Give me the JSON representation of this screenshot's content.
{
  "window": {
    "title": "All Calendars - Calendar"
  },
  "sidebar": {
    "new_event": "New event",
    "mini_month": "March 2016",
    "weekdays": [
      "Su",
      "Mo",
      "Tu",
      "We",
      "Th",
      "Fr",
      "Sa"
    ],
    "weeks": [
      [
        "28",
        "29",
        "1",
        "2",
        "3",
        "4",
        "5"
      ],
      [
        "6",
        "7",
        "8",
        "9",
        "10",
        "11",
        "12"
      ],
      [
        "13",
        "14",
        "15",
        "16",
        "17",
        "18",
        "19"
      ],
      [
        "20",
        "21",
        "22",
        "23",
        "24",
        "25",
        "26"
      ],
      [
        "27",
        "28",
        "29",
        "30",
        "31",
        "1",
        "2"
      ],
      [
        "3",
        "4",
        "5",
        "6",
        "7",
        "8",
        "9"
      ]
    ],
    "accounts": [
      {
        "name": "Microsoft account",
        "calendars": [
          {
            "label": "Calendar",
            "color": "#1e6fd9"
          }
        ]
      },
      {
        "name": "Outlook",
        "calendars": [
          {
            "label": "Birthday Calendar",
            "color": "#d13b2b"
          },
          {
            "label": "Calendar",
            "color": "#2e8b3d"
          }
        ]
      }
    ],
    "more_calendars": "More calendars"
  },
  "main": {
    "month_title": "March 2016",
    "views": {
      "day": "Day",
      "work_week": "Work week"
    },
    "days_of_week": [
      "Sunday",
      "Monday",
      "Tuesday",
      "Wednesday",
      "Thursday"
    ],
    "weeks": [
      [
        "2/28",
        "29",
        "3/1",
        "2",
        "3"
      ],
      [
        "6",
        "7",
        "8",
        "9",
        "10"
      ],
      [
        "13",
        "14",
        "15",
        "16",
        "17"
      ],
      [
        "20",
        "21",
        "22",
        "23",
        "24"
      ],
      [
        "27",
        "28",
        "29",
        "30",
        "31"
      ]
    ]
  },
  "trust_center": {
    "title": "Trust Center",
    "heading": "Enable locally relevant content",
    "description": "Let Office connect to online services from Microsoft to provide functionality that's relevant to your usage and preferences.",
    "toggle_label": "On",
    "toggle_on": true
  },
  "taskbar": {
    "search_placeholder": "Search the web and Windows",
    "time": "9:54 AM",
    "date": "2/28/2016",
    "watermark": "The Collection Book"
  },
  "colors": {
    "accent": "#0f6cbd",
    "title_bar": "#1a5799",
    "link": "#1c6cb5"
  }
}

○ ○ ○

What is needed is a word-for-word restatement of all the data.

### Answer section
Give me the JSON representation of this screenshot's content.
{
  "window": {
    "title": "All Calendars - Calendar"
  },
  "sidebar": {
    "new_event": "New event",
    "mini_month": "March 2016",
    "weekdays": [
      "Su",
      "Mo",
      "Tu",
      "We",
      "Th",
      "Fr",
      "Sa"
    ],
    "weeks": [
      [
        "28",
        "29",
        "1",
        "2",
        "3",
        "4",
        "5"
      ],
      [
        "6",
        "7",
        "8",
        "9",
        "10",
        "11",
        "12"
      ],
      [
        "13",
        "14",
        "15",
        "16",
        "17",
        "18",
        "19"
      ],
      [
        "20",
        "21",
        "22",
        "23",
        "24",
        "25",
        "26"
      ],
      [
        "27",
        "28",
        "29",
        "30",
        "31",
        "1",
        "2"
      ],
      [
        "3",
        "4",
        "5",
        "6",
        "7",
        "8",
        "9"
      ]
    ],
    "accounts": [
      {
        "name": "Microsoft account",
        "calendars": [
          {
            "label": "Calendar",
            "color": "#1e6fd9"
          }
        ]
      },
      {
        "name": "Outlook",
        "calendars": [
          {
            "label": "Birthday Calendar",
            "color": "#d13b2b"
          },
          {
            "label": "Calendar",
            "color": "#2e8b3d"
          }
        ]
      }
    ],
    "more_calendars": "More calendars"
  },
  "main": {
    "month_title": "March 2016",
    "views": {
      "day": "Day",
      "work_week": "Work week"
    },
    "days_of_week": [
      "Sunday",
      "Monday",
      "Tuesday",
      "Wednesday",
      "Thursday"
    ],
    "weeks": [
      [
        "2/28",
        "29",
        "3/1",
        "2",
        "3"
      ],
      [
        "6",
        "7",
        "8",
        "9",
        "10"
      ],
      [
        "13",
        "14",
        "15",
        "16",
        "17"
      ],
      [
        "20",
        "21",
        "22",
        "23",
        "24"
      ],
      [
        "27",
        "28",
        "29",
        "30",
        "31"
      ]
    ]
  },
  "trust_center": {
    "title": "Trust Center",
    "heading": "Enable locally relevant content",
    "description": "Let Office connect to online services from Microsoft to provide functionality that's relevant to your usage and preferences.",
    "toggle_label": "On",
    "toggle_on": true
  },
  "taskbar": {
    "search_placeholder": "Search the web and Windows",
    "time": "9:54 AM",
    "date": "2/28/2016",
    "watermark": "The Collection Book"
  },
  "colors": {
    "accent": "#0f6cbd",
    "title_bar": "#1a5799",
    "link": "#1c6cb5"
  }
}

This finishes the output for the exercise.